log documents covered by the deliberative-process privilege.
1976, Congress adopted the Magnuson-Stevens Act to, among
other things, "conserve and manage the fishery resources
found off the coasts of the United States." 16 U.S.C.
§ 1801(b)(1) (2000). Under this act, the Fisheries
Service and eight regional councils are tasked with
developing Fishery Management Plans, which the Secretary of
Commerce may approve after public notice and comment. 16
U.S.C. §§ 1853(c), 1854(a). The Secretary then
promulgates final regulations to implement the Fishery
Management Plan. 16 U.S.C. § 1854(b).
Magnuson-Stevens Act, as amended by the Fisheries Act,
provides that, "to the extent practicable," Fishery
Management Plans must minimize bycatch. 16 U.S.C. §
1851(a)(9). The Magnuson-Stevens Act defines bycatch as
"fish which are harvested in a fishery, but which are

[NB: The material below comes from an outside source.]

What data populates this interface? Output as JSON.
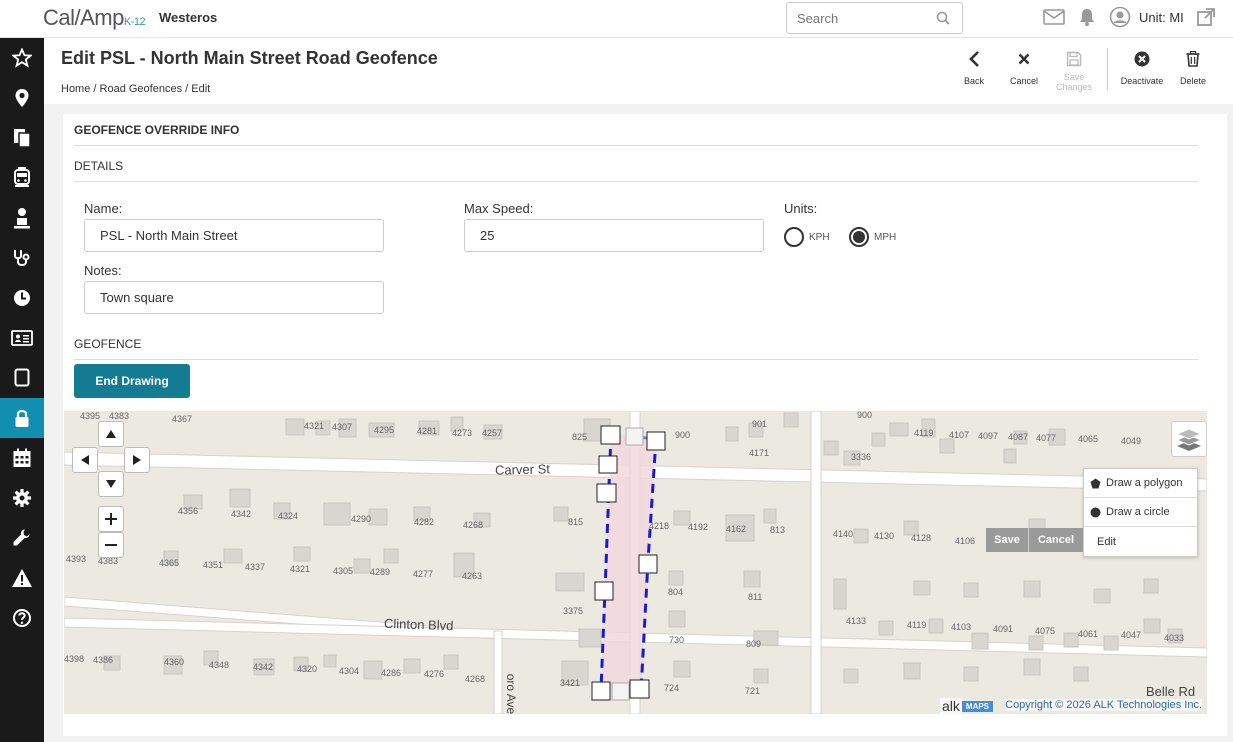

not sold or kept for personal use, and includes economic
discards and regulatory discards." 16 U.S.C. §
1802(2). Minimizing bycatch is important because
"[b]ycatch can . . . impede efforts to protect marine
ecosystems and achieve sustainable fisheries and the full
benefits they can provide to the Nation." 50 C.F.R.
§ 600.350(b). Bycatch may not only "preclude other
more productive uses of fishery resources," but also
"increase substantially the uncertainty concerning total
fishing-related mortality." Id.
the Fisheries Act, Fishery Management Plans must
"establish a standardized reporting methodology to
assess the amount and type of bycatch." 16 U.S.C. §
1853(a)(11). Pursuant to § 1851(a)(2),
"[c]onservation and management measures shall be based
upon the best scientific information available."
2008, the Fisheries Service promulgated an omnibus amendment
to the Fishery Management Plans covering the Northeast
region. See 73 Fed. Reg. 4736 (Jan. 28, 2008) (the
"2008 Amendment"). The 2008 Amendment outlined a
methodology that would allocate bycatch observers to more
than fifty "fishing modes." With enough observers,
the Fisheries Service reasoned, the bycatch rates would be
statistically reliable. Oceana, Inc. v. Locke, 670
F.3d 1238, 1239 (D.C. Cir. 2011). The 2008 Amendment also
authorized the Fisheries Service to invoke a
"prioritization process" to depart from its
allocation rule whenever "external operational
constraints would prevent [the Fisheries Service] from fully
implementing the required  observer coverage levels."
Id. at 1240.
filed a lawsuit alleging that the 2008 Amendment did not
establish a standardized methodology "because it
create[d] a 'loophole' that allow[ed] the [Fisheries
Service] Regional Administrator to avoid applying the minimum
acceptable level of observer coverage under the [Reporting
Methodology] in any year 'in which external operational
constraints would prevent [Fisheries Service] from fully
implementing the required at-sea observer coverage
levels.'" Oceana, Inc. v. Locke, 725
F.Supp.2d 46, 54 (D.D.C. 2010). Such an external constraint
could be due to "funding shortfalls," id.
at 55; but notably, the Fisheries Service determined both the
amount of funding required for bycatch observation and the
funding it would allocate for that purpose, Locke,
670 F.3d at 1242. In Oceana, Inc. v. Locke, the
District Court upheld the 2008 Amendment, see 725
F.Supp.2d at 72, but we reversed, Locke, 670 F.3d at
1243. We held that "[b]ecause the  Amendment
grants the Fisheries Service substantial discretion both to
invoke and to make allocations according to ...